[Task requirements]
Keep only those lines of the records that include the string "word".

══ Material supplied ══

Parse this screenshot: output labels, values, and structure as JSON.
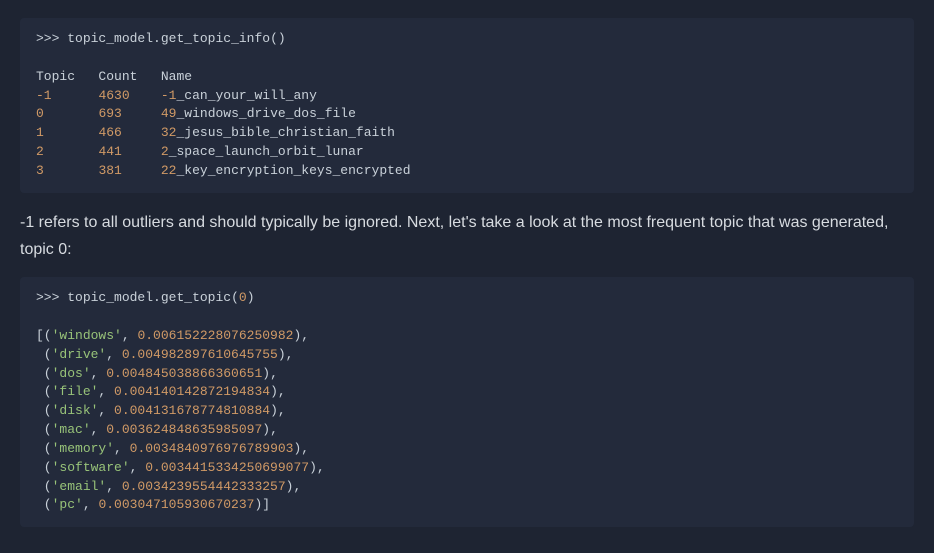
{
  "block1": {
    "prompt": ">>> ",
    "call_obj": "topic_model",
    "call_dot": ".",
    "call_method": "get_topic_info",
    "call_args": "()",
    "header_topic": "Topic",
    "header_count": "Count",
    "header_name": "Name",
    "rows": [
      {
        "topic": "-1",
        "count": "4630",
        "prefix": "-1",
        "rest": "_can_your_will_any"
      },
      {
        "topic": "0",
        "count": "693",
        "prefix": "49",
        "rest": "_windows_drive_dos_file"
      },
      {
        "topic": "1",
        "count": "466",
        "prefix": "32",
        "rest": "_jesus_bible_christian_faith"
      },
      {
        "topic": "2",
        "count": "441",
        "prefix": "2",
        "rest": "_space_launch_orbit_lunar"
      },
      {
        "topic": "3",
        "count": "381",
        "prefix": "22",
        "rest": "_key_encryption_keys_encrypted"
      }
    ]
  },
  "prose1": "-1 refers to all outliers and should typically be ignored. Next, let's take a look at the most frequent topic that was generated, topic 0:",
  "block2": {
    "prompt": ">>> ",
    "call_obj": "topic_model",
    "call_dot": ".",
    "call_method": "get_topic",
    "call_open": "(",
    "call_arg": "0",
    "call_close": ")",
    "open": "[(",
    "rows": [
      {
        "word": "'windows'",
        "sep": ", ",
        "val": "0.006152228076250982",
        "end": "),"
      },
      {
        "word": "'drive'",
        "sep": ", ",
        "val": "0.004982897610645755",
        "end": "),"
      },
      {
        "word": "'dos'",
        "sep": ", ",
        "val": "0.004845038866360651",
        "end": "),"
      },
      {
        "word": "'file'",
        "sep": ", ",
        "val": "0.004140142872194834",
        "end": "),"
      },
      {
        "word": "'disk'",
        "sep": ", ",
        "val": "0.004131678774810884",
        "end": "),"
      },
      {
        "word": "'mac'",
        "sep": ", ",
        "val": "0.003624848635985097",
        "end": "),"
      },
      {
        "word": "'memory'",
        "sep": ", ",
        "val": "0.0034840976976789903",
        "end": "),"
      },
      {
        "word": "'software'",
        "sep": ", ",
        "val": "0.0034415334250699077",
        "end": "),"
      },
      {
        "word": "'email'",
        "sep": ", ",
        "val": "0.0034239554442333257",
        "end": "),"
      },
      {
        "word": "'pc'",
        "sep": ", ",
        "val": "0.003047105930670237",
        "end": ")]"
      }
    ]
  }
}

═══

[Output for this task]
        "word": "'windows'",
        "word": "'drive'",
        "word": "'dos'",
        "word": "'file'",
        "word": "'disk'",
        "word": "'mac'",
        "word": "'memory'",
        "word": "'software'",
        "word": "'email'",
        "word": "'pc'",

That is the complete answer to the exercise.